┌──

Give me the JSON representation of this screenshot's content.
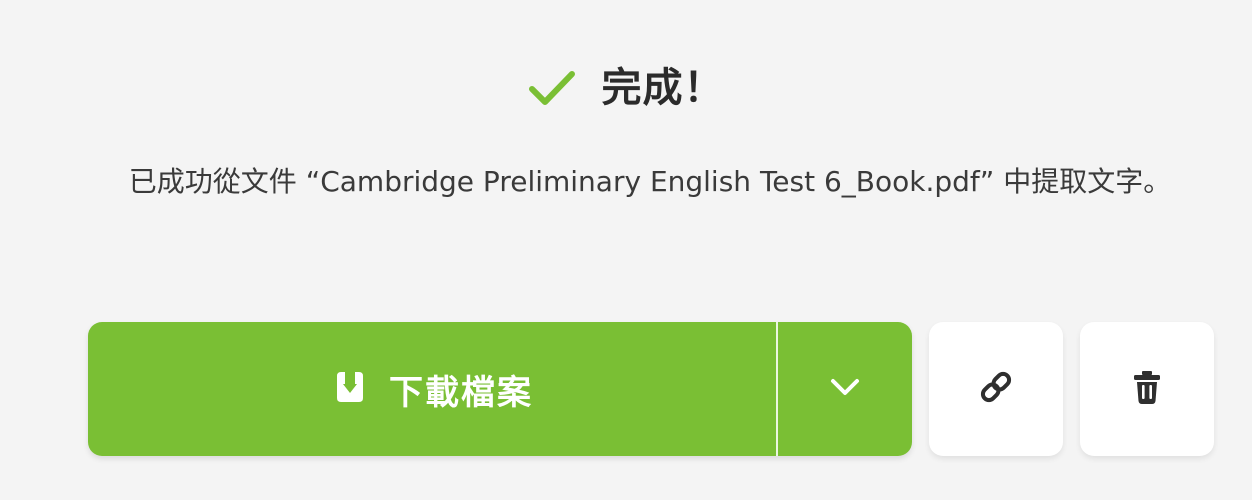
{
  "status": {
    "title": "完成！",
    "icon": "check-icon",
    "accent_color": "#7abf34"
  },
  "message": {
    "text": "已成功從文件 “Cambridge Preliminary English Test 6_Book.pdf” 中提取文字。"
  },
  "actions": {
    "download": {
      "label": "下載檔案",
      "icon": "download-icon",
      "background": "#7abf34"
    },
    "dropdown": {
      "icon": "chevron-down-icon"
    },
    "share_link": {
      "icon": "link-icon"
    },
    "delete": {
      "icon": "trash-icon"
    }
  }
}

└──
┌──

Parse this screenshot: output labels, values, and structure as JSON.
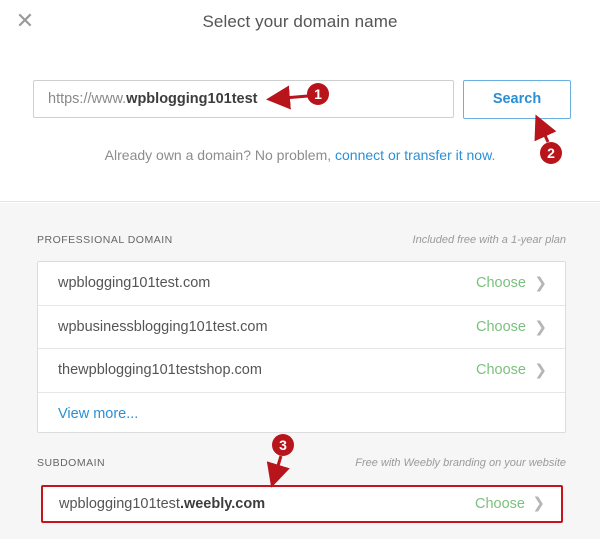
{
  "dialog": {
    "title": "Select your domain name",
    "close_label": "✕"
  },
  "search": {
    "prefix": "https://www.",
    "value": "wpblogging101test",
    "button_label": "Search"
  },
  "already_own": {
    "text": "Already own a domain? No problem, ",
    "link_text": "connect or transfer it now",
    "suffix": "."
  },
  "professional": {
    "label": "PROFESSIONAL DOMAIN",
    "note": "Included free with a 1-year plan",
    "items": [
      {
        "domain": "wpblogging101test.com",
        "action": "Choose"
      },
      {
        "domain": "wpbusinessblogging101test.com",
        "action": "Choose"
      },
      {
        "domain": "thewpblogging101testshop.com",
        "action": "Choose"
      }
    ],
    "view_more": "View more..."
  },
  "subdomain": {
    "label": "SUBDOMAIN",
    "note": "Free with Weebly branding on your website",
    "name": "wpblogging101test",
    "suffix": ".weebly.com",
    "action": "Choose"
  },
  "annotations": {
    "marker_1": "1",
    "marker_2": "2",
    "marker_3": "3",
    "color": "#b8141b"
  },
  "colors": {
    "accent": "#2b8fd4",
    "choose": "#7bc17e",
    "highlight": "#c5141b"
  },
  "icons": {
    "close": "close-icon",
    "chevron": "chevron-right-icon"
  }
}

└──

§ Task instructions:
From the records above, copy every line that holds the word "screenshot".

§ Problem solution:
Give me the JSON representation of this screenshot's content.
Parse this screenshot: output labels, values, and structure as JSON.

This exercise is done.